WORK INSTRUCTION: Could you copy every line from the material below in which "image" appears?
——
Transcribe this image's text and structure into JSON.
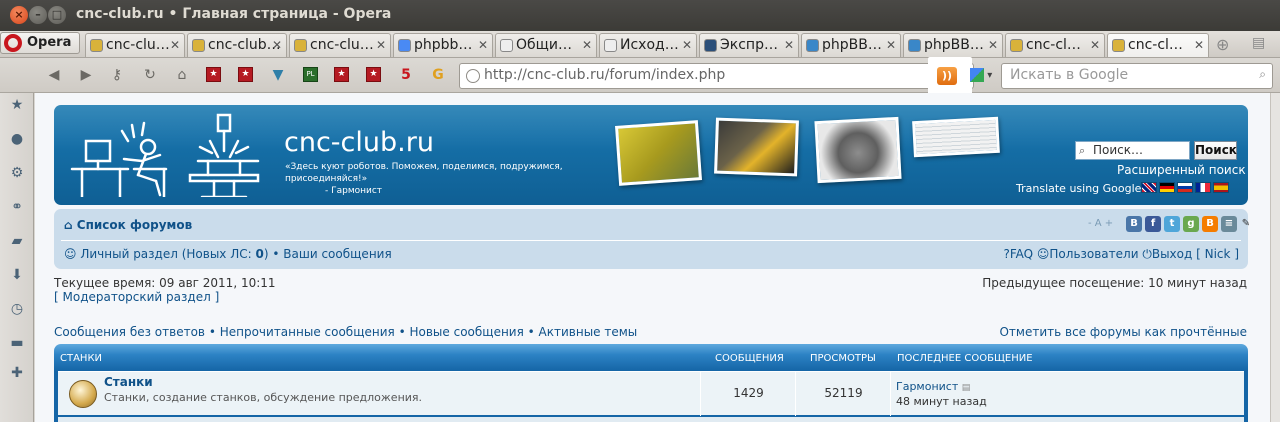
{
  "window": {
    "title": "cnc-club.ru • Главная страница - Opera"
  },
  "browser": {
    "menu_label": "Opera",
    "tabs": [
      {
        "label": "cnc-clu…",
        "icon": "cnc-favicon"
      },
      {
        "label": "cnc-club…",
        "icon": "cnc-favicon"
      },
      {
        "label": "cnc-clu…",
        "icon": "cnc-favicon"
      },
      {
        "label": "phpbb…",
        "icon": "google-favicon"
      },
      {
        "label": "Общи…",
        "icon": "document-favicon"
      },
      {
        "label": "Исход…",
        "icon": "document-favicon"
      },
      {
        "label": "Экспр…",
        "icon": "speed-dial-favicon"
      },
      {
        "label": "phpBB…",
        "icon": "phpbb-favicon"
      },
      {
        "label": "phpBB…",
        "icon": "phpbb-favicon"
      },
      {
        "label": "cnc-cl…",
        "icon": "cnc-favicon"
      },
      {
        "label": "cnc-cl…",
        "icon": "cnc-favicon",
        "active": true
      }
    ],
    "bookmarks": [
      "PL",
      "5",
      "G"
    ],
    "address": "http://cnc-club.ru/forum/index.php",
    "search_placeholder": "Искать в Google",
    "accent_rss": "#f08a24"
  },
  "header": {
    "site_title": "cnc-club.ru",
    "site_desc": "«Здесь куют роботов. Поможем, поделимся, подружимся, присоединяйся!»",
    "site_desc_author": "- Гармонист",
    "search_placeholder": "Поиск…",
    "search_button": "Поиск",
    "advanced_search": "Расширенный поиск",
    "translate_label": "Translate using Google:"
  },
  "nav": {
    "home_label": "Список форумов",
    "font_size_label": "- A +",
    "personal_label": "Личный раздел (Новых ЛС:",
    "personal_count": "0",
    "personal_close": ")",
    "your_posts": "Ваши сообщения",
    "faq": "FAQ",
    "users": "Пользователи",
    "logout_prefix": "Выход [",
    "logout_user": "Nick",
    "logout_suffix": "]"
  },
  "info": {
    "current_time": "Текущее время: 09 авг 2011, 10:11",
    "moderator": "[ Модераторский раздел ]",
    "prev_visit": "Предыдущее посещение: 10 минут назад",
    "link_unanswered": "Сообщения без ответов",
    "link_unread": "Непрочитанные сообщения",
    "link_new": "Новые сообщения",
    "link_active": "Активные темы",
    "mark_read": "Отметить все форумы как прочтённые"
  },
  "forum": {
    "category": "Станки",
    "col_posts": "Сообщения",
    "col_views": "Просмотры",
    "col_last": "Последнее сообщение",
    "rows": [
      {
        "title": "Станки",
        "desc": "Станки, создание станков, обсуждение предложения.",
        "posts": "1429",
        "views": "52119",
        "last_user": "Гармонист",
        "last_time": "48 минут назад"
      }
    ]
  }
}
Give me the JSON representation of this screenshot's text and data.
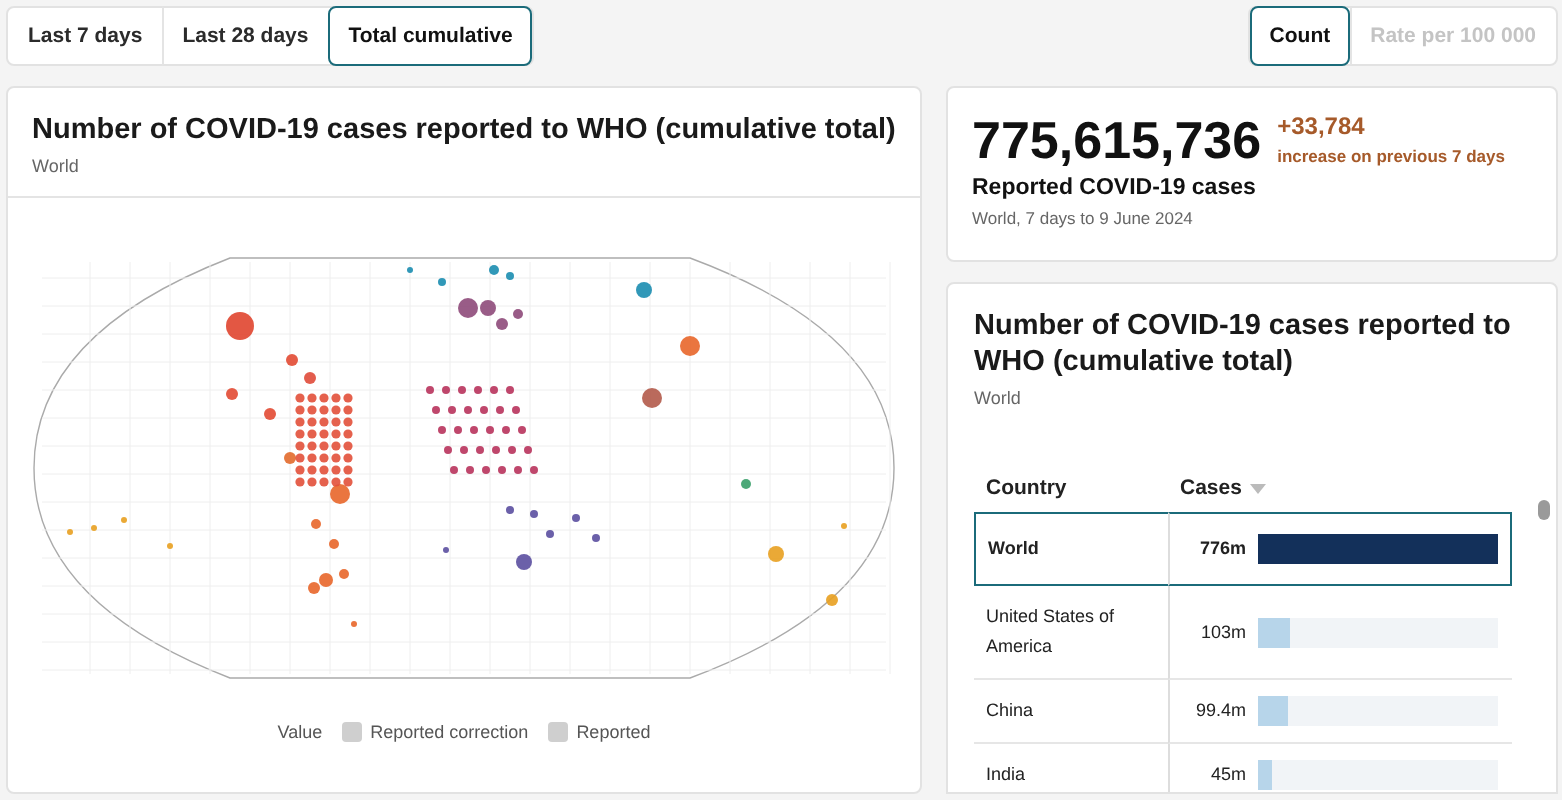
{
  "period_tabs": [
    {
      "label": "Last 7 days",
      "selected": false
    },
    {
      "label": "Last 28 days",
      "selected": false
    },
    {
      "label": "Total cumulative",
      "selected": true
    }
  ],
  "measure_toggle": [
    {
      "label": "Count",
      "selected": true
    },
    {
      "label": "Rate per 100 000",
      "selected": false
    }
  ],
  "map_card": {
    "title": "Number of COVID-19 cases reported to WHO (cumulative total)",
    "subtitle": "World",
    "legend": {
      "title": "Value",
      "items": [
        "Reported correction",
        "Reported"
      ]
    }
  },
  "summary_card": {
    "total": "775,615,736",
    "change": "+33,784",
    "change_note": "increase on previous 7 days",
    "label": "Reported COVID-19 cases",
    "note": "World, 7 days to 9 June 2024"
  },
  "table_card": {
    "title": "Number of COVID-19 cases reported to WHO (cumulative total)",
    "subtitle": "World",
    "columns": [
      "Country",
      "Cases"
    ],
    "rows": [
      {
        "country": "World",
        "cases": "776m",
        "level": 1.0,
        "selected": true
      },
      {
        "country": "United States of America",
        "cases": "103m",
        "level": 0.133,
        "selected": false
      },
      {
        "country": "China",
        "cases": "99.4m",
        "level": 0.128,
        "selected": false
      },
      {
        "country": "India",
        "cases": "45m",
        "level": 0.058,
        "selected": false
      }
    ]
  }
}
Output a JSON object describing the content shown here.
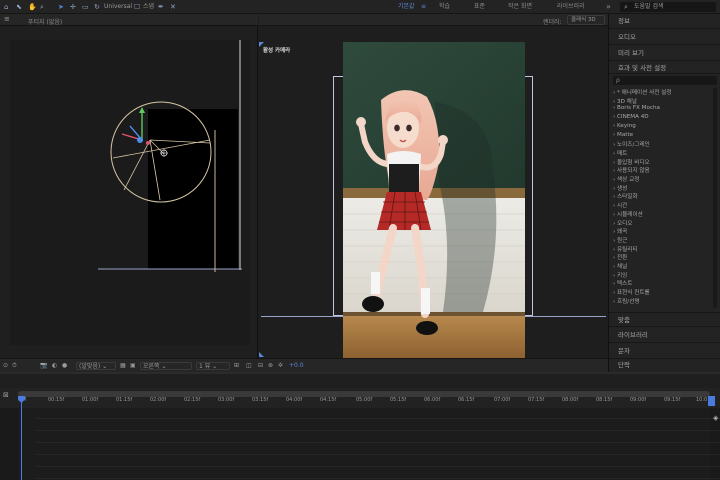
{
  "toolbar": {
    "tools": [
      "⛶",
      "✋",
      "🔍",
      "↻",
      "⟲",
      "⊕",
      "✒",
      "T",
      "✎",
      "⬚",
      "◈",
      "✦"
    ],
    "universal_label": "Universal",
    "snap_label": "스냅",
    "workspaces": [
      {
        "label": "기본값",
        "active": true
      },
      {
        "label": "≡",
        "active": false
      },
      {
        "label": "학습",
        "active": false
      },
      {
        "label": "표준",
        "active": false
      },
      {
        "label": "작은 화면",
        "active": false
      },
      {
        "label": "라이브러리",
        "active": false
      }
    ],
    "more_label": "»",
    "search_placeholder": "도움말 검색"
  },
  "left_panel": {
    "tab_label": "푸티지 (없음)"
  },
  "center_panel": {
    "renderer_label": "렌더러:",
    "renderer_value": "클래식 3D",
    "comp_label": "활성 카메라"
  },
  "right_panel": {
    "sections": [
      "정보",
      "오디오",
      "미리 보기",
      "효과 및 사전 설정"
    ],
    "search_placeholder": "ρ",
    "effects": [
      "* 애니메이션 사전 설정",
      "3D 채널",
      "Boris FX Mocha",
      "CINEMA 4D",
      "Keying",
      "Matte",
      "노이즈/그레인",
      "매트",
      "몰입형 비디오",
      "사용되지 않음",
      "색상 교정",
      "생성",
      "스타일화",
      "시간",
      "시뮬레이션",
      "오디오",
      "왜곡",
      "원근",
      "유틸리티",
      "전환",
      "채널",
      "키잉",
      "텍스트",
      "표현식 컨트롤",
      "흐림/선명"
    ],
    "bottom_sections": [
      "맞춤",
      "라이브러리",
      "문자",
      "단락"
    ]
  },
  "viewer_status": {
    "zoom_value": "(알맞음)",
    "view_value": "오른쪽",
    "views_value": "1 뷰",
    "exposure_value": "+0.0"
  },
  "timeline": {
    "ticks": [
      "00f",
      "00:15f",
      "01:00f",
      "01:15f",
      "02:00f",
      "02:15f",
      "03:00f",
      "03:15f",
      "04:00f",
      "04:15f",
      "05:00f",
      "05:15f",
      "06:00f",
      "06:15f",
      "07:00f",
      "07:15f",
      "08:00f",
      "08:15f",
      "09:00f",
      "09:15f",
      "10:0"
    ]
  },
  "colors": {
    "accent": "#5b86d6",
    "panel_bg": "#232323",
    "viewer_bg": "#1b1b1b"
  }
}
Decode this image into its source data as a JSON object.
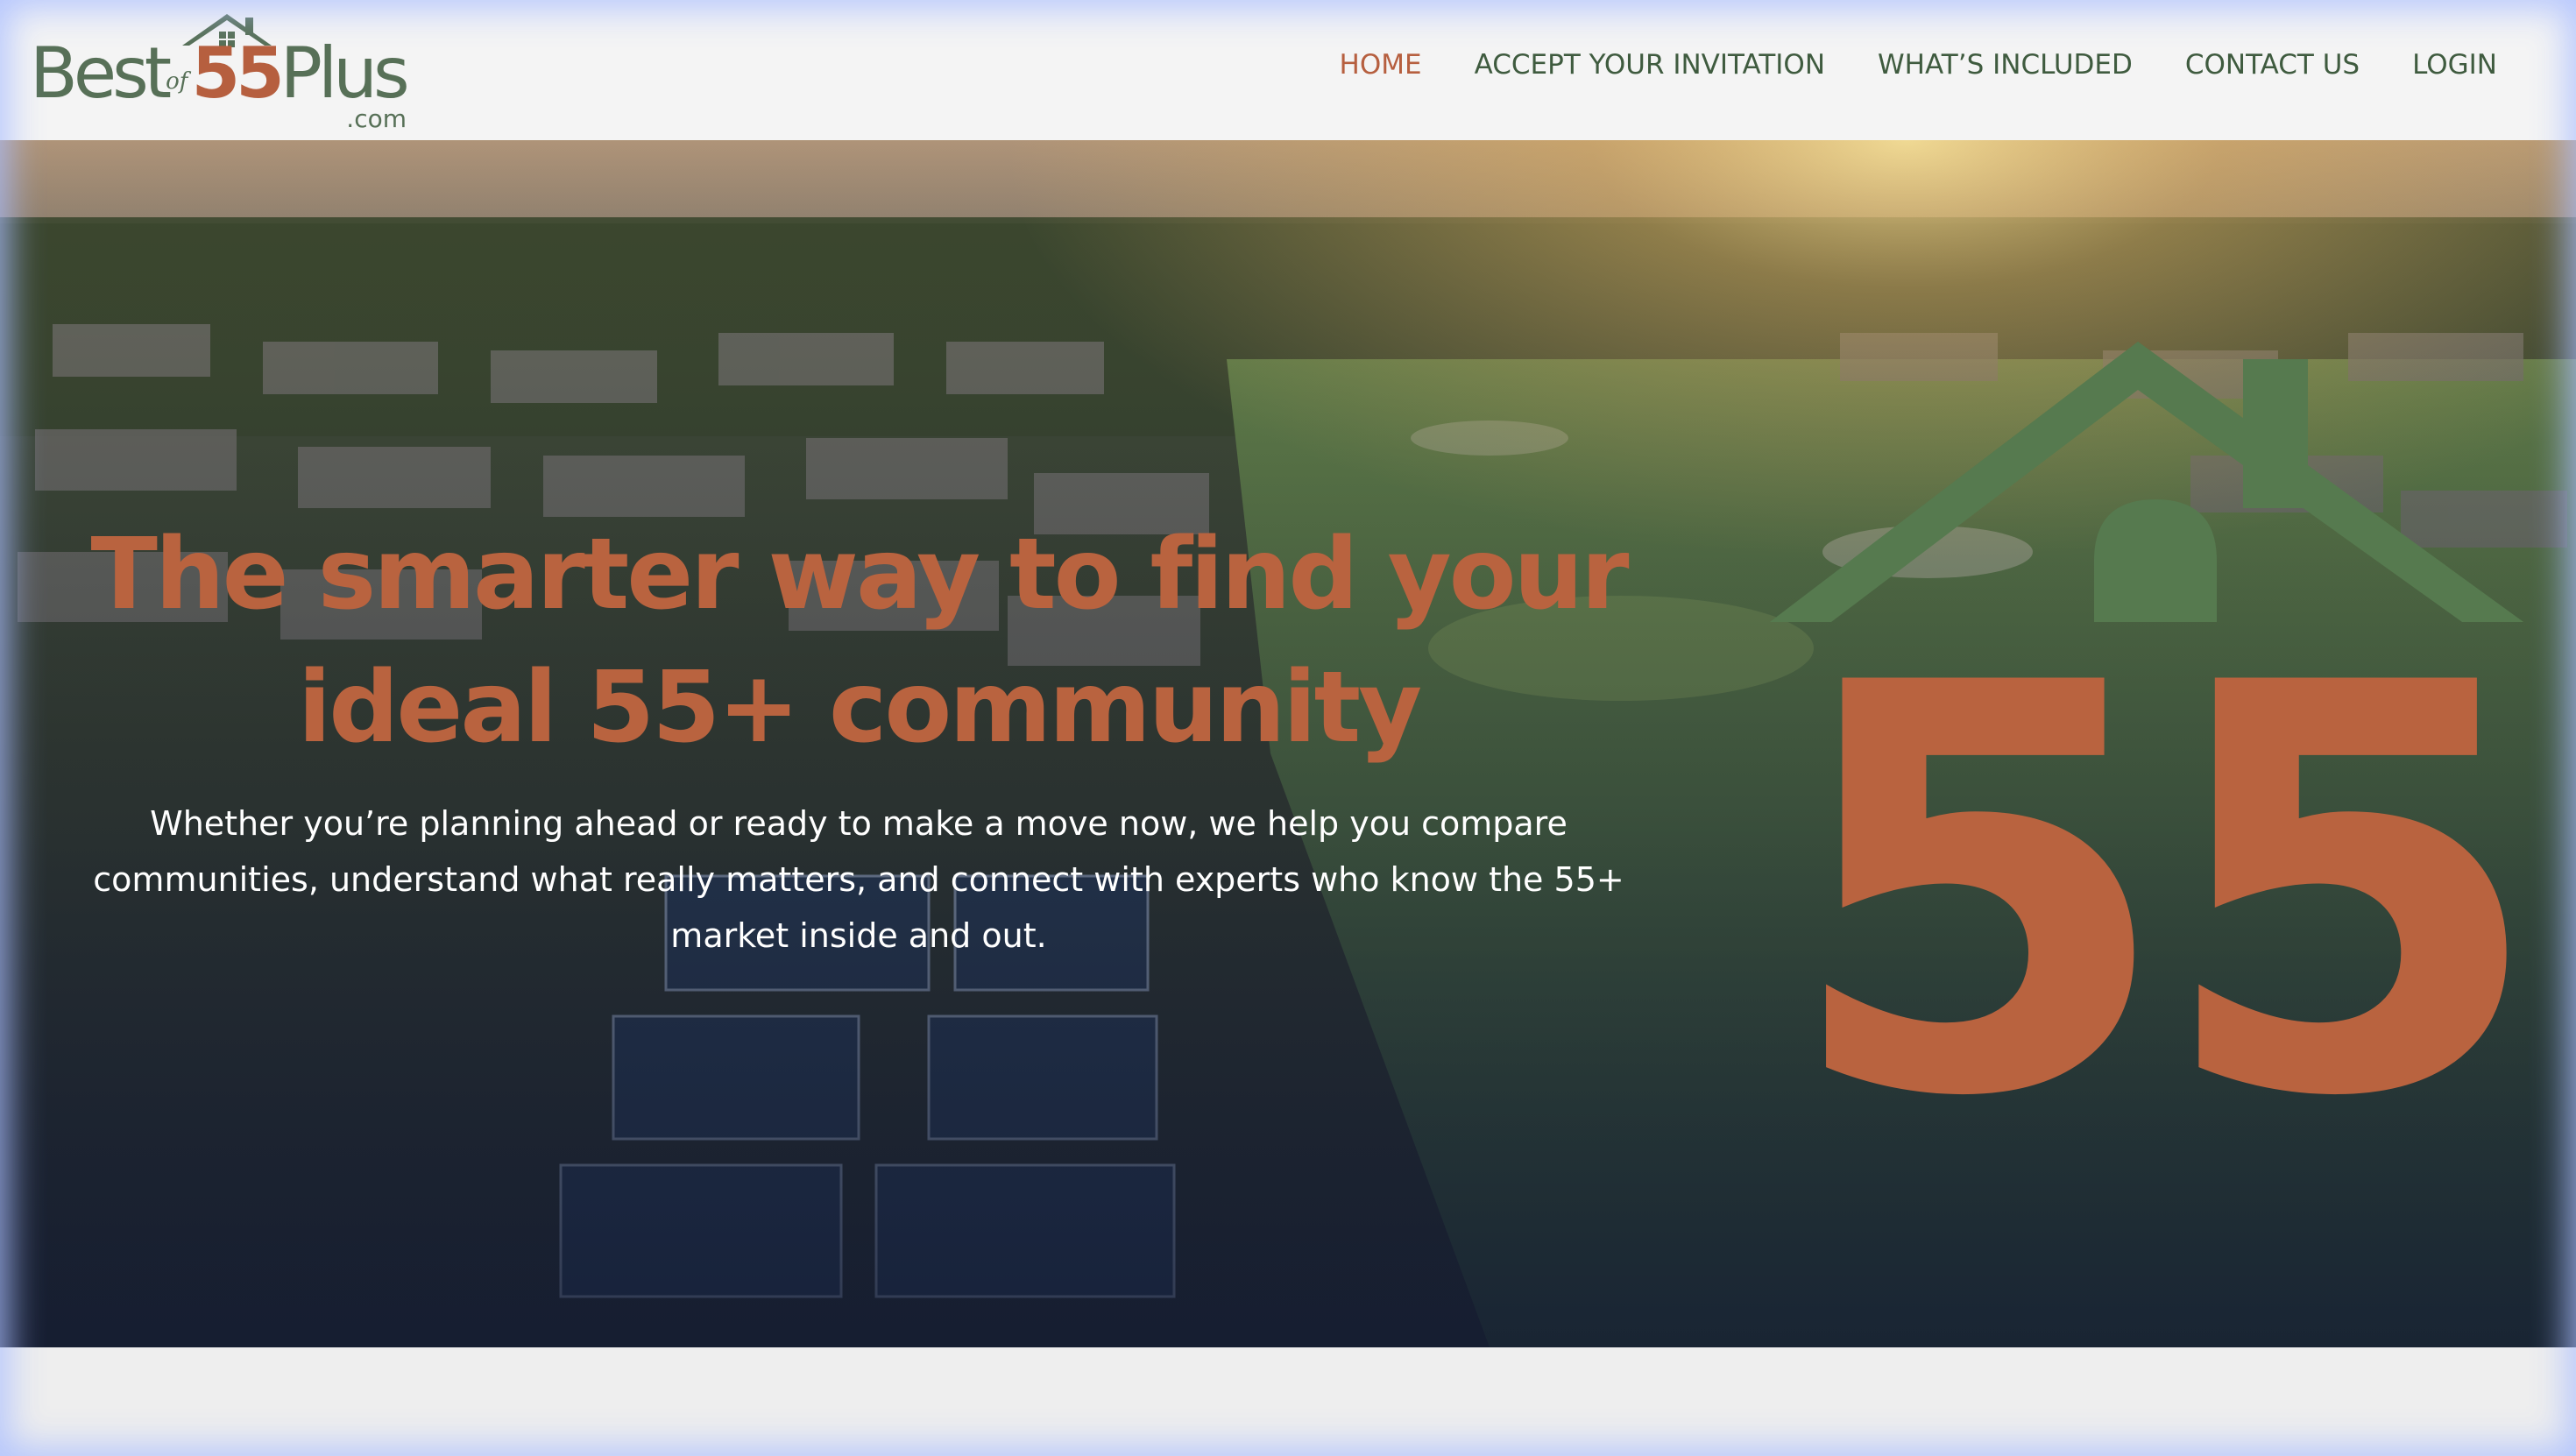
{
  "logo": {
    "best": "Best",
    "of": "of",
    "number": "55",
    "plus": "Plus",
    "com": ".com",
    "icon": "house-icon"
  },
  "nav": {
    "items": [
      {
        "label": "HOME",
        "active": true
      },
      {
        "label": "ACCEPT YOUR INVITATION",
        "active": false
      },
      {
        "label": "WHAT’S INCLUDED",
        "active": false
      },
      {
        "label": "CONTACT US",
        "active": false
      },
      {
        "label": "LOGIN",
        "active": false
      }
    ]
  },
  "hero": {
    "title_line1": "The smarter way to find your",
    "title_line2": "ideal 55+ community",
    "subtitle_line1": "Whether you’re planning ahead or ready to make a move now, we help you compare",
    "subtitle_line2": "communities, understand what really matters, and connect with experts who know the 55+",
    "subtitle_line3": "market inside and out.",
    "graphic_number": "55",
    "graphic_icon": "house-roof-icon"
  },
  "colors": {
    "brand_green": "#577057",
    "brand_orange": "#b65f3f",
    "nav_text": "#3f5b3f",
    "header_bg": "#f4f4f4",
    "hero_overlay": "#1d2540"
  }
}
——
OUTPUT FOR THIS EXERCISE:
Transcribe this image's text and structure into JSON.
Decode this image into its source data as a JSON object.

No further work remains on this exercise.